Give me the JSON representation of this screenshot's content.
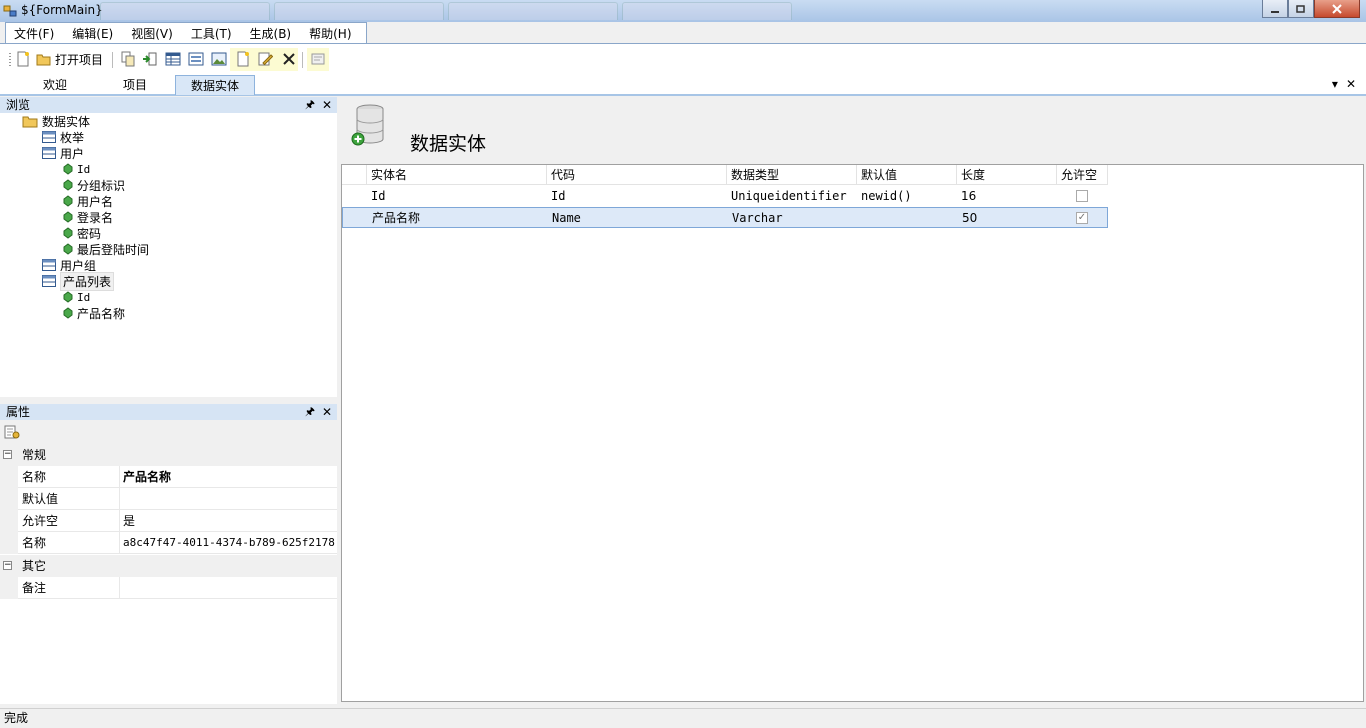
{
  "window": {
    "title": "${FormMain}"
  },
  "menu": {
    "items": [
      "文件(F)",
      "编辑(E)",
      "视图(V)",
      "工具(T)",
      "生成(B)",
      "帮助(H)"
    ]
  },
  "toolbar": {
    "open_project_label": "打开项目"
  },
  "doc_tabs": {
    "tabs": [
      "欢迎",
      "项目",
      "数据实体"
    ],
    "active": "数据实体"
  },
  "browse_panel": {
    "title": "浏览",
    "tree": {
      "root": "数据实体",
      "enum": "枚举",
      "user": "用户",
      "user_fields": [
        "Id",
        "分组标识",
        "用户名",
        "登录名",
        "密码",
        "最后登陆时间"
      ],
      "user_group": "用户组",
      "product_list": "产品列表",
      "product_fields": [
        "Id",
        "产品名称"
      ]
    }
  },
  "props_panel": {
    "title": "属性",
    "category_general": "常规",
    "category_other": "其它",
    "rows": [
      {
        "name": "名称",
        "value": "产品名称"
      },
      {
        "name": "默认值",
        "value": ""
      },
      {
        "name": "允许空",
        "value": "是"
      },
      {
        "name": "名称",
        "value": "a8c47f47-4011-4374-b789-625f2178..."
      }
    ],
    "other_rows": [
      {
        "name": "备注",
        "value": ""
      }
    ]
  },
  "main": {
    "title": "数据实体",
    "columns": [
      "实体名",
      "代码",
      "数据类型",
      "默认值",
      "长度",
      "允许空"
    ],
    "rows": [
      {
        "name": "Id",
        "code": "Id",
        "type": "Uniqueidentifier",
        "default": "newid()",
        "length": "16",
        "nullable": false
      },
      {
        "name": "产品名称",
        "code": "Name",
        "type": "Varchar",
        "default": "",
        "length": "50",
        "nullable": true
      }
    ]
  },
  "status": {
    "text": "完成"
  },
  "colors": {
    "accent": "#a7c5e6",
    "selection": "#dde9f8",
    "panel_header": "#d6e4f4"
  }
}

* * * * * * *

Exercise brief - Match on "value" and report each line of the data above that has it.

Answer to the exercise -
        "value": "产品名称"
        "value": ""
        "value": "是"
        "value": "a8c47f47-4011-4374-b789-625f2178..."
        "value": ""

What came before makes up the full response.